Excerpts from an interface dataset
.....

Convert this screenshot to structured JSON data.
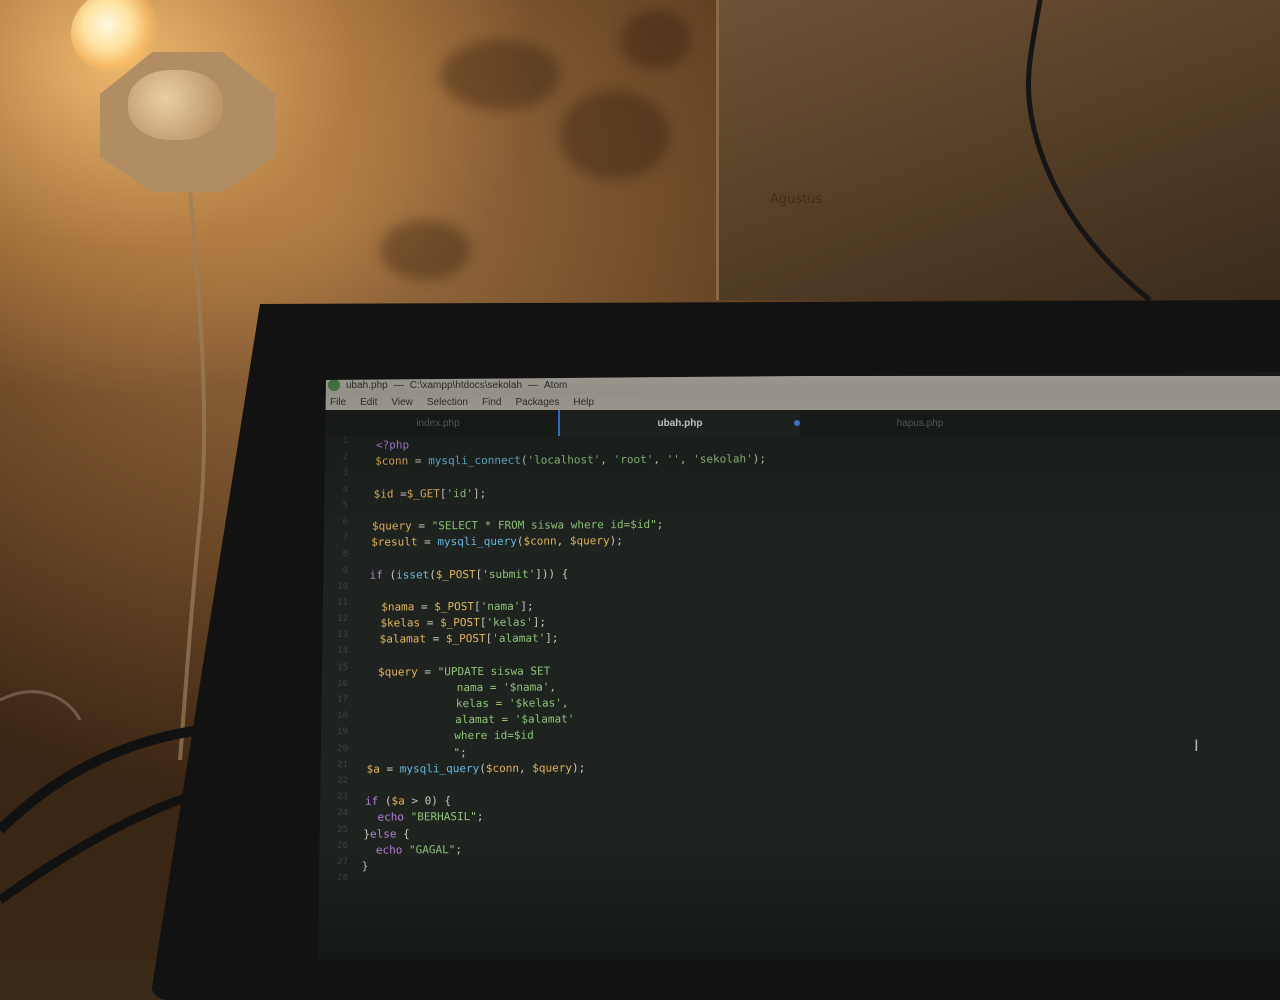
{
  "window": {
    "title_file": "ubah.php",
    "title_path": "C:\\xampp\\htdocs\\sekolah",
    "title_app": "Atom"
  },
  "menu": [
    "File",
    "Edit",
    "View",
    "Selection",
    "Find",
    "Packages",
    "Help"
  ],
  "tabs": [
    {
      "label": "index.php",
      "active": false,
      "modified": false
    },
    {
      "label": "ubah.php",
      "active": true,
      "modified": true
    },
    {
      "label": "hapus.php",
      "active": false,
      "modified": false
    },
    {
      "label": "",
      "active": false,
      "modified": false
    }
  ],
  "background": {
    "paper_text": "Agustus"
  },
  "code_lines": [
    [
      [
        "kw",
        "<?php"
      ]
    ],
    [
      [
        "var",
        "$conn"
      ],
      [
        "txt",
        " = "
      ],
      [
        "fn",
        "mysqli_connect"
      ],
      [
        "txt",
        "("
      ],
      [
        "str",
        "'localhost'"
      ],
      [
        "txt",
        ", "
      ],
      [
        "str",
        "'root'"
      ],
      [
        "txt",
        ", "
      ],
      [
        "str",
        "''"
      ],
      [
        "txt",
        ", "
      ],
      [
        "str",
        "'sekolah'"
      ],
      [
        "txt",
        ");"
      ]
    ],
    [],
    [
      [
        "var",
        "$id"
      ],
      [
        "txt",
        " ="
      ],
      [
        "var",
        "$_GET"
      ],
      [
        "txt",
        "["
      ],
      [
        "str",
        "'id'"
      ],
      [
        "txt",
        "];"
      ]
    ],
    [],
    [
      [
        "var",
        "$query"
      ],
      [
        "txt",
        " = "
      ],
      [
        "str",
        "\"SELECT * FROM siswa where id=$id\""
      ],
      [
        "txt",
        ";"
      ]
    ],
    [
      [
        "var",
        "$result"
      ],
      [
        "txt",
        " = "
      ],
      [
        "fn",
        "mysqli_query"
      ],
      [
        "txt",
        "("
      ],
      [
        "var",
        "$conn"
      ],
      [
        "txt",
        ", "
      ],
      [
        "var",
        "$query"
      ],
      [
        "txt",
        ");"
      ]
    ],
    [],
    [
      [
        "kw",
        "if"
      ],
      [
        "txt",
        " ("
      ],
      [
        "fn",
        "isset"
      ],
      [
        "txt",
        "("
      ],
      [
        "var",
        "$_POST"
      ],
      [
        "txt",
        "["
      ],
      [
        "str",
        "'submit'"
      ],
      [
        "txt",
        "])) {"
      ]
    ],
    [],
    [
      [
        "txt",
        "  "
      ],
      [
        "var",
        "$nama"
      ],
      [
        "txt",
        " = "
      ],
      [
        "var",
        "$_POST"
      ],
      [
        "txt",
        "["
      ],
      [
        "str",
        "'nama'"
      ],
      [
        "txt",
        "];"
      ]
    ],
    [
      [
        "txt",
        "  "
      ],
      [
        "var",
        "$kelas"
      ],
      [
        "txt",
        " = "
      ],
      [
        "var",
        "$_POST"
      ],
      [
        "txt",
        "["
      ],
      [
        "str",
        "'kelas'"
      ],
      [
        "txt",
        "];"
      ]
    ],
    [
      [
        "txt",
        "  "
      ],
      [
        "var",
        "$alamat"
      ],
      [
        "txt",
        " = "
      ],
      [
        "var",
        "$_POST"
      ],
      [
        "txt",
        "["
      ],
      [
        "str",
        "'alamat'"
      ],
      [
        "txt",
        "];"
      ]
    ],
    [],
    [
      [
        "txt",
        "  "
      ],
      [
        "var",
        "$query"
      ],
      [
        "txt",
        " = "
      ],
      [
        "str",
        "\"UPDATE siswa SET"
      ]
    ],
    [
      [
        "str",
        "              nama = '$nama',"
      ]
    ],
    [
      [
        "str",
        "              kelas = '$kelas',"
      ]
    ],
    [
      [
        "str",
        "              alamat = '$alamat'"
      ]
    ],
    [
      [
        "str",
        "              where id=$id"
      ]
    ],
    [
      [
        "str",
        "              \""
      ],
      [
        "txt",
        ";"
      ]
    ],
    [
      [
        "txt",
        " "
      ],
      [
        "var",
        "$a"
      ],
      [
        "txt",
        " = "
      ],
      [
        "fn",
        "mysqli_query"
      ],
      [
        "txt",
        "("
      ],
      [
        "var",
        "$conn"
      ],
      [
        "txt",
        ", "
      ],
      [
        "var",
        "$query"
      ],
      [
        "txt",
        ");"
      ]
    ],
    [],
    [
      [
        "txt",
        " "
      ],
      [
        "kw",
        "if"
      ],
      [
        "txt",
        " ("
      ],
      [
        "var",
        "$a"
      ],
      [
        "txt",
        " > 0) {"
      ]
    ],
    [
      [
        "txt",
        "   "
      ],
      [
        "kw",
        "echo"
      ],
      [
        "txt",
        " "
      ],
      [
        "str",
        "\"BERHASIL\""
      ],
      [
        "txt",
        ";"
      ]
    ],
    [
      [
        "txt",
        " }"
      ],
      [
        "kw",
        "else"
      ],
      [
        "txt",
        " {"
      ]
    ],
    [
      [
        "txt",
        "   "
      ],
      [
        "kw",
        "echo"
      ],
      [
        "txt",
        " "
      ],
      [
        "str",
        "\"GAGAL\""
      ],
      [
        "txt",
        ";"
      ]
    ],
    [
      [
        "txt",
        " }"
      ]
    ],
    []
  ],
  "gutter_numbers": [
    "1",
    "2",
    "3",
    "4",
    "5",
    "6",
    "7",
    "8",
    "9",
    "10",
    "11",
    "12",
    "13",
    "14",
    "15",
    "16",
    "17",
    "18",
    "19",
    "20",
    "21",
    "22",
    "23",
    "24",
    "25",
    "26",
    "27",
    "28"
  ],
  "colors": {
    "keyword": "#b880d8",
    "variable": "#e3b45d",
    "string": "#8fc37a",
    "function": "#67b8de"
  },
  "icons": {
    "cursor": "text-cursor-icon",
    "app": "atom-icon"
  }
}
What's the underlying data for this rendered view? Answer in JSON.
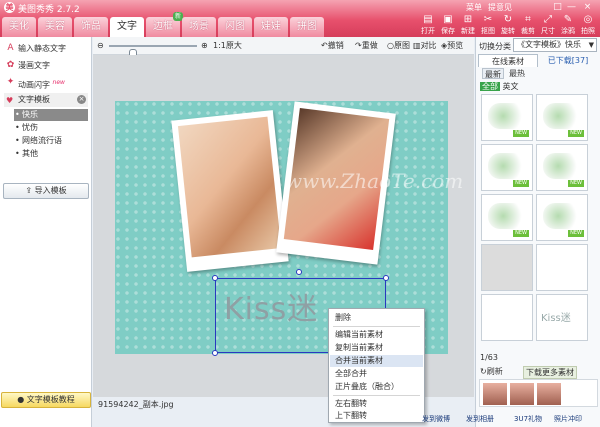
{
  "app": {
    "title": "美图秀秀 2.7.2",
    "logo_glyph": "美",
    "menu_label": "菜单",
    "feedback_label": "提意见"
  },
  "window_controls": [
    "□",
    "—",
    "×"
  ],
  "main_tabs": [
    {
      "label": "美化"
    },
    {
      "label": "美容"
    },
    {
      "label": "饰品"
    },
    {
      "label": "文字",
      "active": true
    },
    {
      "label": "边框",
      "badge": "新"
    },
    {
      "label": "场景"
    },
    {
      "label": "闪图"
    },
    {
      "label": "娃娃"
    },
    {
      "label": "拼图"
    }
  ],
  "tools": [
    {
      "icon": "▤",
      "label": "打开"
    },
    {
      "icon": "▣",
      "label": "保存"
    },
    {
      "icon": "⊞",
      "label": "新建"
    },
    {
      "icon": "✂",
      "label": "抠图"
    },
    {
      "icon": "↻",
      "label": "旋转"
    },
    {
      "icon": "⌗",
      "label": "裁剪"
    },
    {
      "icon": "⤢",
      "label": "尺寸"
    },
    {
      "icon": "✎",
      "label": "涂鸦"
    },
    {
      "icon": "◎",
      "label": "拍照"
    }
  ],
  "left_panel": {
    "items": [
      {
        "label": "输入静态文字",
        "icon": "A"
      },
      {
        "label": "漫画文字",
        "icon": "✿"
      },
      {
        "label": "动画闪字",
        "icon": "✦",
        "new": "new"
      }
    ],
    "section": {
      "label": "文字模板",
      "icon": "♥",
      "close": "×"
    },
    "sub_items": [
      {
        "label": "快乐",
        "active": true
      },
      {
        "label": "忧伤"
      },
      {
        "label": "网络流行语"
      },
      {
        "label": "其他"
      }
    ],
    "import_label": "导入模板",
    "tutorial_label": "文字模板教程"
  },
  "canvas_toolbar": {
    "zoom_label": "1:1原大",
    "undo": "撤销",
    "redo": "重做",
    "original": "原图",
    "compare": "对比",
    "preview": "预览"
  },
  "canvas": {
    "watermark": "www.ZhaoTe.com",
    "text_material": "Kiss迷",
    "filename": "91594242_副本.jpg"
  },
  "context_menu": {
    "items": [
      "删除",
      "编辑当前素材",
      "复制当前素材",
      "合并当前素材",
      "全部合并",
      "正片叠底（融合）",
      "左右翻转",
      "上下翻转"
    ],
    "hover_index": 3
  },
  "right_panel": {
    "switch_label": "切换分类",
    "category_value": "《文字模板》快乐",
    "tabs": [
      "在线素材",
      "已下载[37]"
    ],
    "sub_tabs": [
      "最新",
      "最热"
    ],
    "filter": {
      "all": "全部",
      "other": "英文"
    },
    "new_badge": "NEW",
    "thumb_captions": [
      "Kiss迷"
    ],
    "pager": "1/63",
    "refresh": "刷新",
    "more": "下载更多素材"
  },
  "status_bar": {
    "weibo": "发到微博",
    "album": "发到相册",
    "share": "3U7礼物",
    "print": "照片冲印"
  },
  "colors": {
    "accent": "#e7506c",
    "selection": "#2a38c0",
    "canvas_bg": "#7fcdc5"
  }
}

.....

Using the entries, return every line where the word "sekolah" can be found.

Written response –
    "title_path": "C:\\xampp\\htdocs\\sekolah",
        "'sekolah'"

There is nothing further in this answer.